[Dataset rows describing interfaces]
--------------------------------------------------
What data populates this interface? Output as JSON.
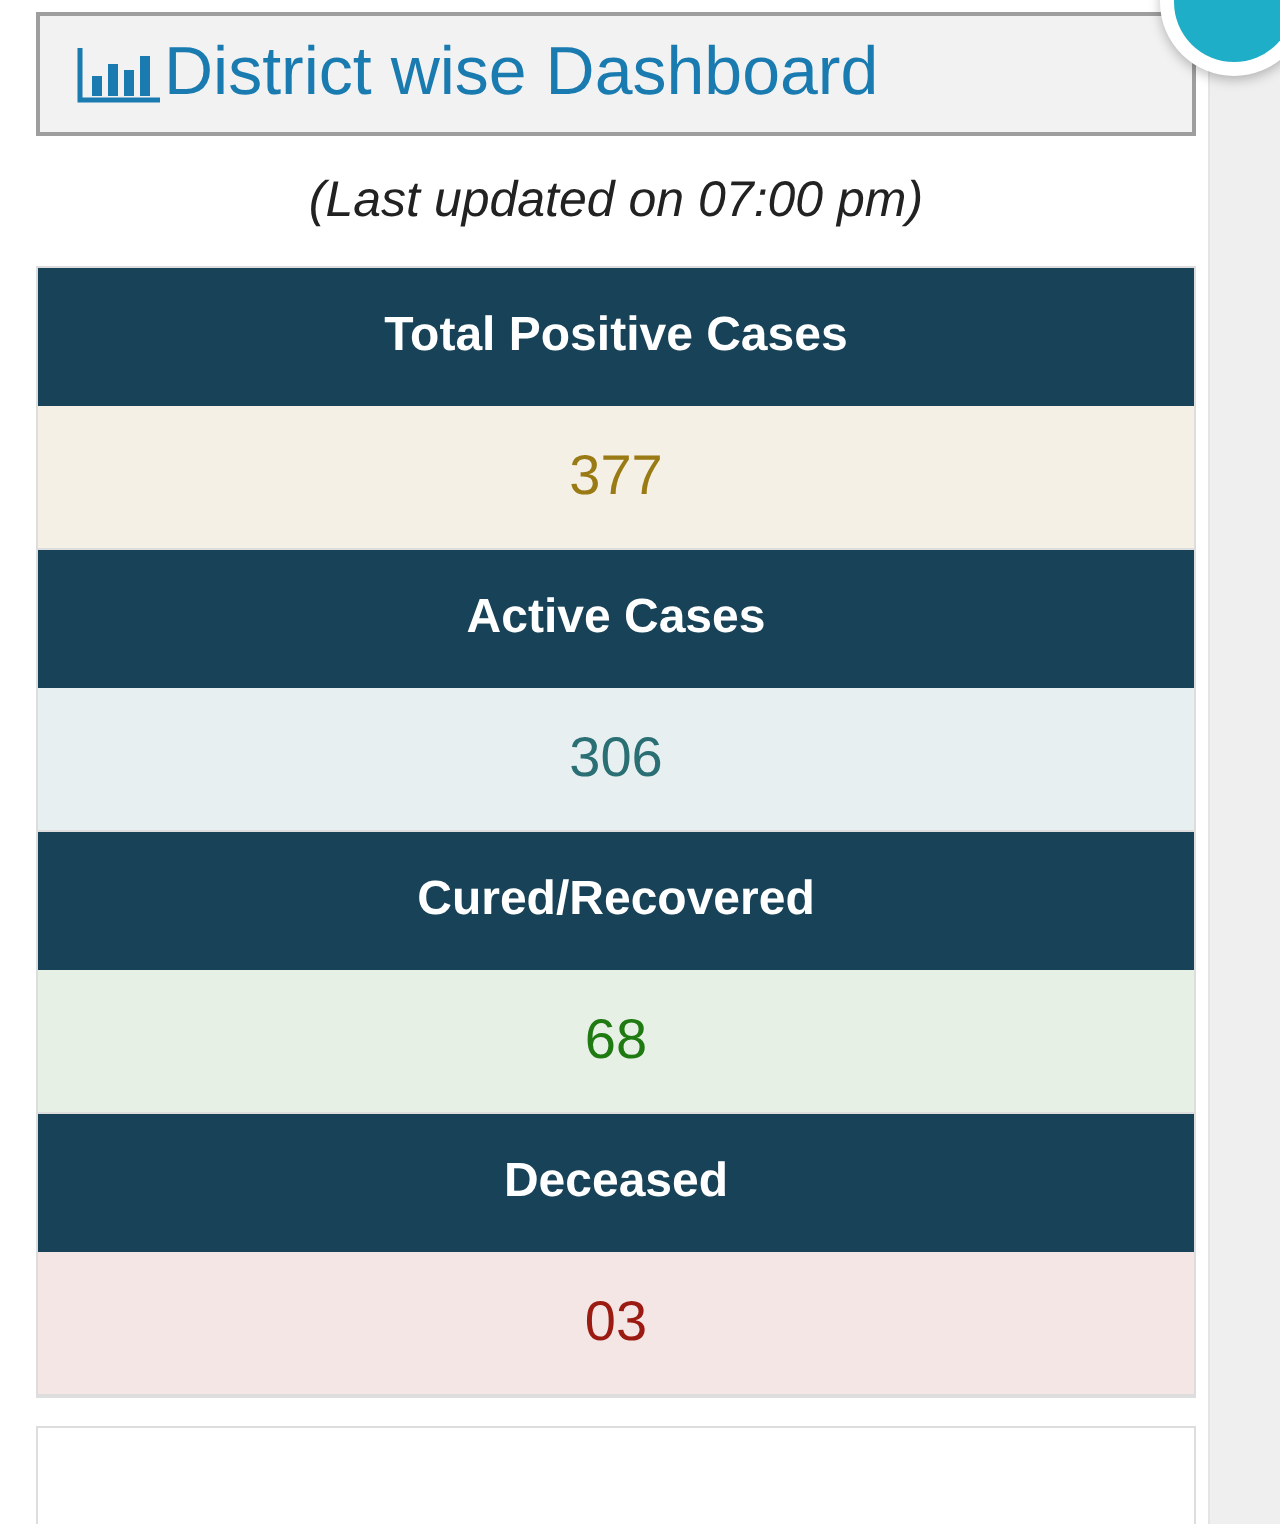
{
  "title": "District wise Dashboard",
  "updated": "(Last updated on 07:00 pm)",
  "stats": [
    {
      "label": "Total Positive Cases",
      "value": "377",
      "color": "#9a7a14"
    },
    {
      "label": "Active Cases",
      "value": "306",
      "color": "#2a6f73"
    },
    {
      "label": "Cured/Recovered",
      "value": "68",
      "color": "#1f7a12"
    },
    {
      "label": "Deceased",
      "value": "03",
      "color": "#9b1a12"
    }
  ]
}
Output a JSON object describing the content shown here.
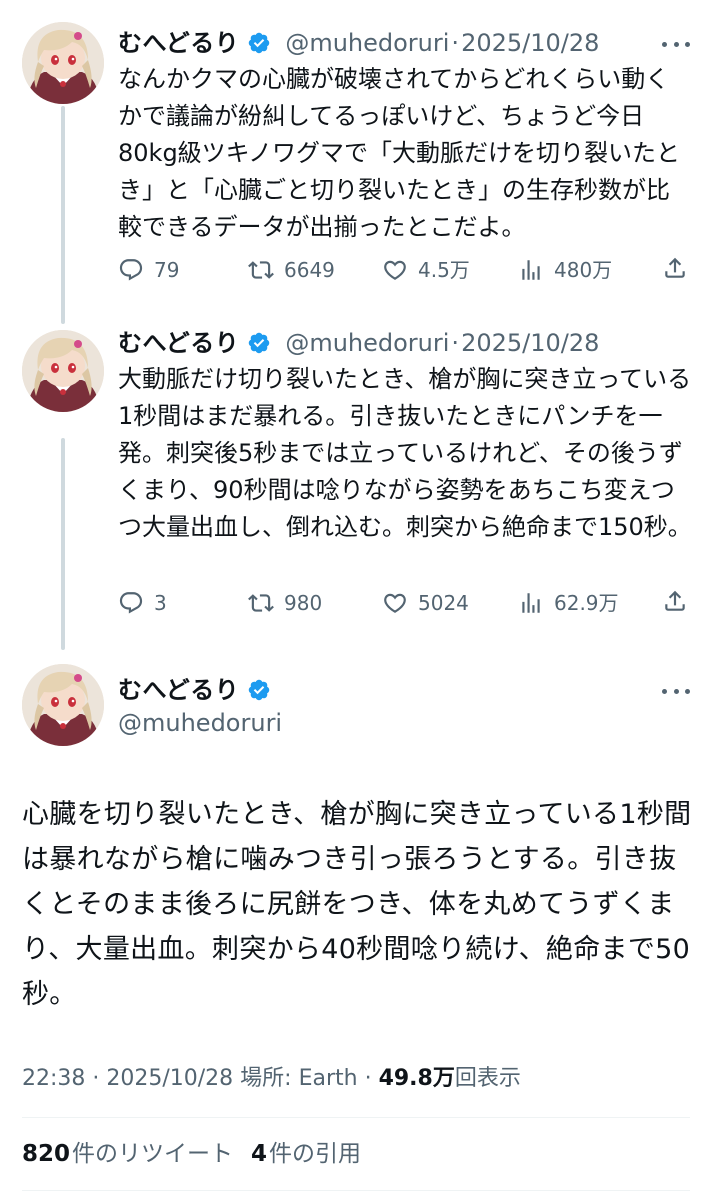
{
  "author": {
    "name": "むへどるり",
    "handle": "@muhedoruri",
    "verified_color": "#1d9bf0"
  },
  "tweets": [
    {
      "date": "2025/10/28",
      "text": "なんかクマの心臓が破壊されてからどれくらい動くかで議論が紛糾してるっぽいけど、ちょうど今日80kg級ツキノワグマで「大動脈だけを切り裂いたとき」と「心臓ごと切り裂いたとき」の生存秒数が比較できるデータが出揃ったとこだよ。",
      "replies": "79",
      "retweets": "6649",
      "likes": "4.5万",
      "views": "480万"
    },
    {
      "date": "2025/10/28",
      "text": "大動脈だけ切り裂いたとき、槍が胸に突き立っている1秒間はまだ暴れる。引き抜いたときにパンチを一発。刺突後5秒までは立っているけれど、その後うずくまり、90秒間は唸りながら姿勢をあちこち変えつつ大量出血し、倒れ込む。刺突から絶命まで150秒。",
      "replies": "3",
      "retweets": "980",
      "likes": "5024",
      "views": "62.9万"
    }
  ],
  "main_tweet": {
    "text": "心臓を切り裂いたとき、槍が胸に突き立っている1秒間は暴れながら槍に噛みつき引っ張ろうとする。引き抜くとそのまま後ろに尻餅をつき、体を丸めてうずくまり、大量出血。刺突から40秒間唸り続け、絶命まで50秒。",
    "time": "22:38 · 2025/10/28 場所: Earth · ",
    "views_count": "49.8万",
    "views_label": "回表示",
    "retweet_count": "820",
    "retweet_label": "件のリツイート",
    "quote_count": "4",
    "quote_label": "件の引用"
  },
  "icons": {
    "reply": "reply-icon",
    "retweet": "retweet-icon",
    "like": "heart-icon",
    "views": "analytics-icon",
    "share": "share-icon",
    "more": "more-icon",
    "verified": "verified-badge-icon"
  },
  "colors": {
    "text": "#0f1419",
    "secondary": "#536471",
    "thread_line": "#cfd9de",
    "divider": "#eff3f4"
  }
}
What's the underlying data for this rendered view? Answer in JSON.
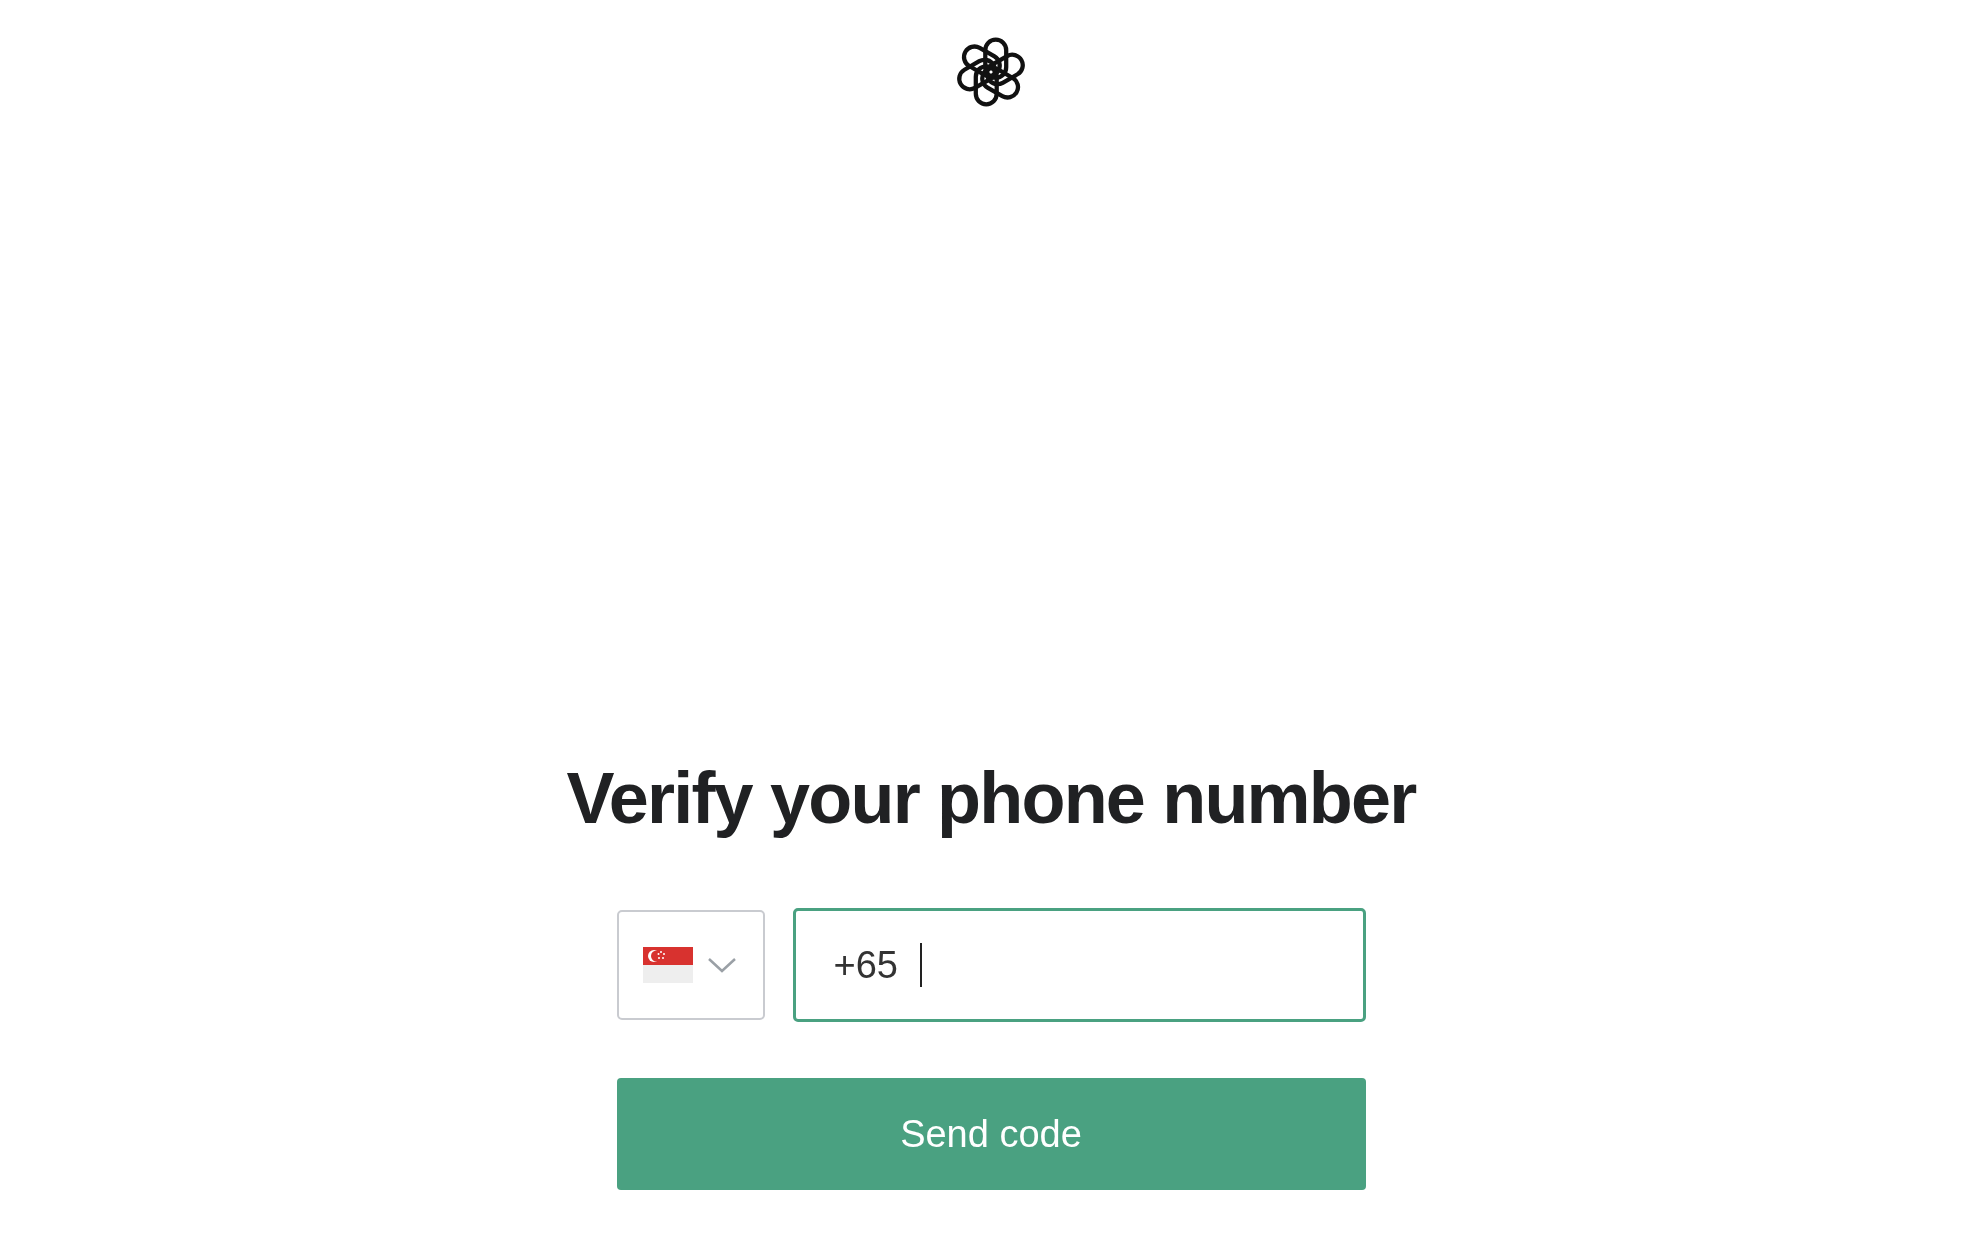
{
  "heading": "Verify your phone number",
  "phone_field": {
    "value": "+65",
    "focused": true
  },
  "send_button": {
    "label": "Send code"
  }
}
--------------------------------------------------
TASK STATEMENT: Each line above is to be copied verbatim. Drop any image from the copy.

RESPONSE:
What data populates this interface? Output as JSON.
{
  "title": "District wise Dashboard",
  "updated": "(Last updated on 07:00 pm)",
  "stats": [
    {
      "label": "Total Positive Cases",
      "value": "377",
      "color": "#9a7a14"
    },
    {
      "label": "Active Cases",
      "value": "306",
      "color": "#2a6f73"
    },
    {
      "label": "Cured/Recovered",
      "value": "68",
      "color": "#1f7a12"
    },
    {
      "label": "Deceased",
      "value": "03",
      "color": "#9b1a12"
    }
  ]
}
Output a JSON object describing the content shown here.
{
  "author": {
    "name": "むへどるり",
    "handle": "@muhedoruri",
    "verified_color": "#1d9bf0"
  },
  "tweets": [
    {
      "date": "2025/10/28",
      "text": "なんかクマの心臓が破壊されてからどれくらい動くかで議論が紛糾してるっぽいけど、ちょうど今日80kg級ツキノワグマで「大動脈だけを切り裂いたとき」と「心臓ごと切り裂いたとき」の生存秒数が比較できるデータが出揃ったとこだよ。",
      "replies": "79",
      "retweets": "6649",
      "likes": "4.5万",
      "views": "480万"
    },
    {
      "date": "2025/10/28",
      "text": "大動脈だけ切り裂いたとき、槍が胸に突き立っている1秒間はまだ暴れる。引き抜いたときにパンチを一発。刺突後5秒までは立っているけれど、その後うずくまり、90秒間は唸りながら姿勢をあちこち変えつつ大量出血し、倒れ込む。刺突から絶命まで150秒。",
      "replies": "3",
      "retweets": "980",
      "likes": "5024",
      "views": "62.9万"
    }
  ],
  "main_tweet": {
    "text": "心臓を切り裂いたとき、槍が胸に突き立っている1秒間は暴れながら槍に噛みつき引っ張ろうとする。引き抜くとそのまま後ろに尻餅をつき、体を丸めてうずくまり、大量出血。刺突から40秒間唸り続け、絶命まで50秒。",
    "time": "22:38 · 2025/10/28 場所: Earth · ",
    "views_count": "49.8万",
    "views_label": "回表示",
    "retweet_count": "820",
    "retweet_label": "件のリツイート",
    "quote_count": "4",
    "quote_label": "件の引用"
  },
  "icons": {
    "reply": "reply-icon",
    "retweet": "retweet-icon",
    "like": "heart-icon",
    "views": "analytics-icon",
    "share": "share-icon",
    "more": "more-icon",
    "verified": "verified-badge-icon"
  },
  "colors": {
    "text": "#0f1419",
    "secondary": "#536471",
    "thread_line": "#cfd9de",
    "divider": "#eff3f4"
  }
}
What's the underlying data for this rendered view? Answer in JSON.
{
  "heading": "Verify your phone number",
  "phone_field": {
    "value": "+65",
    "focused": true
  },
  "send_button": {
    "label": "Send code"
  }
}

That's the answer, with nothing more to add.